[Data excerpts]
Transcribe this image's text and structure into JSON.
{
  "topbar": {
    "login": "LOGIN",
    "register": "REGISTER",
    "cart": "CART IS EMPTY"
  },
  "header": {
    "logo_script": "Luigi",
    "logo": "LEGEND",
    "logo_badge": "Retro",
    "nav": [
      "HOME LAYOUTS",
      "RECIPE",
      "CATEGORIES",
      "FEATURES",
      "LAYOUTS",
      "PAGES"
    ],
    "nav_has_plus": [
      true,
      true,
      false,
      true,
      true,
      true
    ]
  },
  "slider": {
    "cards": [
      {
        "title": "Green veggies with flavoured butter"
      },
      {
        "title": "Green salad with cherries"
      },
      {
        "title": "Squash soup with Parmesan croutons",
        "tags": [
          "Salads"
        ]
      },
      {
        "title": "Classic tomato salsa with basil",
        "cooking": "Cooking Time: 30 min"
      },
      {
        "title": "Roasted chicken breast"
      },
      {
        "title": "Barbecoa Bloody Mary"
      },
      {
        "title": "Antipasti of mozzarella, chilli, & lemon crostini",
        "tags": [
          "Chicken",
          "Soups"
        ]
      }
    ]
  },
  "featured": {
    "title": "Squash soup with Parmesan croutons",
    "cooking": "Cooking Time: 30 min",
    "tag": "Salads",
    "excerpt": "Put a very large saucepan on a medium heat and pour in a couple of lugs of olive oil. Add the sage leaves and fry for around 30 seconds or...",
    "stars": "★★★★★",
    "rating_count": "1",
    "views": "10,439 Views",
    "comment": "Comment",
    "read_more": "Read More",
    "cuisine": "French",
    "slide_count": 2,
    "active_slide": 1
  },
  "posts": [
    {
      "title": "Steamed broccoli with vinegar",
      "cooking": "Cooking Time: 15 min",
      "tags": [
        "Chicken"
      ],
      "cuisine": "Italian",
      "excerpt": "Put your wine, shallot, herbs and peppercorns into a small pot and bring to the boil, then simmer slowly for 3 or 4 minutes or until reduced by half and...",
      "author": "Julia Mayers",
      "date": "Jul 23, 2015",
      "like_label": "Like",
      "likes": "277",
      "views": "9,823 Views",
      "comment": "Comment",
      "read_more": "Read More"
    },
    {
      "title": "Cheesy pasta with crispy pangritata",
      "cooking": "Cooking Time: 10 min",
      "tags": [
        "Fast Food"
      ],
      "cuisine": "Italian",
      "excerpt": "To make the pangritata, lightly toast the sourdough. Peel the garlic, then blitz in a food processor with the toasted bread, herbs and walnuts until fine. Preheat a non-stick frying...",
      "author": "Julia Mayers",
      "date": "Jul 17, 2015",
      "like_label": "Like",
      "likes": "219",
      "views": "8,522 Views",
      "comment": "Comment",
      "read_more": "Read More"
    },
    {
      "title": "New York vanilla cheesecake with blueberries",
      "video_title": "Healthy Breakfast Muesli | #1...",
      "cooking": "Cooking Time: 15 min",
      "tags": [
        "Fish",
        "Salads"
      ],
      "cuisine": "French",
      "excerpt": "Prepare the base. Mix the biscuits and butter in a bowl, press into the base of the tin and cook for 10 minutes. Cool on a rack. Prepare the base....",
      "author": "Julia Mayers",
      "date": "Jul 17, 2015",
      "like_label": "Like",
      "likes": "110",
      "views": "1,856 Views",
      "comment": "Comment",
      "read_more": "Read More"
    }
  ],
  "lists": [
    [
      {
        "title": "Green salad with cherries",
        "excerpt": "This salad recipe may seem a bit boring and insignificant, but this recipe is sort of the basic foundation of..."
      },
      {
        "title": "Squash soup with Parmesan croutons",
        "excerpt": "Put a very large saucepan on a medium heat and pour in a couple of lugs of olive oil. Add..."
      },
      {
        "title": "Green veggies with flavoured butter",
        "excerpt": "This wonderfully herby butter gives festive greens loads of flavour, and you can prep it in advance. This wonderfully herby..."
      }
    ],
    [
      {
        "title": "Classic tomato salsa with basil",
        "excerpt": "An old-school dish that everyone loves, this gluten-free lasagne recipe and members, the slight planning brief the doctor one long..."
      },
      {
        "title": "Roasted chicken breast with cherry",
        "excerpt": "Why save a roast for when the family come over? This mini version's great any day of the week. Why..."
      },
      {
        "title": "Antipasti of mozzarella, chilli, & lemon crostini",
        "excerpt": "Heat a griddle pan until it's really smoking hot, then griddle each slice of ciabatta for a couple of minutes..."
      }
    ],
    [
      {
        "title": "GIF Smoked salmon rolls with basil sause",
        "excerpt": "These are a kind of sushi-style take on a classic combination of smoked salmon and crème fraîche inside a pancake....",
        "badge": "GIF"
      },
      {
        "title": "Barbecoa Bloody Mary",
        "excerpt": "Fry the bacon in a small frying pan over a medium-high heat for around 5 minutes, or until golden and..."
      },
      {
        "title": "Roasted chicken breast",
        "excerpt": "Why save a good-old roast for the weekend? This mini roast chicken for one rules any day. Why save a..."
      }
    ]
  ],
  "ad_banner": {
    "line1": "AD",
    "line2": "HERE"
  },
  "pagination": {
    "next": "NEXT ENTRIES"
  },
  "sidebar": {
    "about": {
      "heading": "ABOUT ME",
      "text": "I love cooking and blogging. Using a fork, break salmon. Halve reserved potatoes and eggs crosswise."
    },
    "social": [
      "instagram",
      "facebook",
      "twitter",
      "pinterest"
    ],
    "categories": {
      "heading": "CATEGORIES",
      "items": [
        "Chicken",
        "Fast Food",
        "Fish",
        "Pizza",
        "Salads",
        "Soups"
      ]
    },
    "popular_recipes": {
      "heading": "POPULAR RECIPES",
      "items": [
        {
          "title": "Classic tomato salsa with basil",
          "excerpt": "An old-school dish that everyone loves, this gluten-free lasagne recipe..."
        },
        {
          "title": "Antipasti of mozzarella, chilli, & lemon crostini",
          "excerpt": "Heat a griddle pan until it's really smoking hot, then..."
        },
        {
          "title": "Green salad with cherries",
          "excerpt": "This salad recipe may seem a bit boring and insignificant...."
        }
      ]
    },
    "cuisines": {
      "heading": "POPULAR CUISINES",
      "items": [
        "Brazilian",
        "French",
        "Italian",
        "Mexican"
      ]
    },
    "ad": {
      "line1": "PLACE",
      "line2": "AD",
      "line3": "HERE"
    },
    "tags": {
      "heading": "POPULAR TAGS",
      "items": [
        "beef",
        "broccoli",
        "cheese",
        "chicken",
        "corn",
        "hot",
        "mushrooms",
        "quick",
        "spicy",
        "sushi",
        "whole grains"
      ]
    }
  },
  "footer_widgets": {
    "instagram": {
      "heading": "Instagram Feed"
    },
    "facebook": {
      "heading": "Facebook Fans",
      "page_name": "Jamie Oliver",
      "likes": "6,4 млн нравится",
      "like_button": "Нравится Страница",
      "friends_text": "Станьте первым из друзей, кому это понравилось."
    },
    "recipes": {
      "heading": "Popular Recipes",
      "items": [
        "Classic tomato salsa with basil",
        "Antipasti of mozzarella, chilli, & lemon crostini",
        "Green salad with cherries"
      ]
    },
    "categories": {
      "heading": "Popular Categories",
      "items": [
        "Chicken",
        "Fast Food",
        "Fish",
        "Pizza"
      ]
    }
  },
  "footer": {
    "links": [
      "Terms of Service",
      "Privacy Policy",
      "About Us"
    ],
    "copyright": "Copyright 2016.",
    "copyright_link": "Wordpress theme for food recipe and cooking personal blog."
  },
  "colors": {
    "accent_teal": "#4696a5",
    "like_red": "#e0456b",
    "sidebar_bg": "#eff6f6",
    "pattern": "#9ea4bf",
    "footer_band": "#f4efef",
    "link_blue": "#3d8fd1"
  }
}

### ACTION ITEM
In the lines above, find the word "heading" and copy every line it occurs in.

### RESULT FOR THIS TASK
      "heading": "ABOUT ME",
      "heading": "CATEGORIES",
      "heading": "POPULAR RECIPES",
      "heading": "POPULAR CUISINES",
      "heading": "POPULAR TAGS",
      "heading": "Instagram Feed"
      "heading": "Facebook Fans",
      "heading": "Popular Recipes",
      "heading": "Popular Categories",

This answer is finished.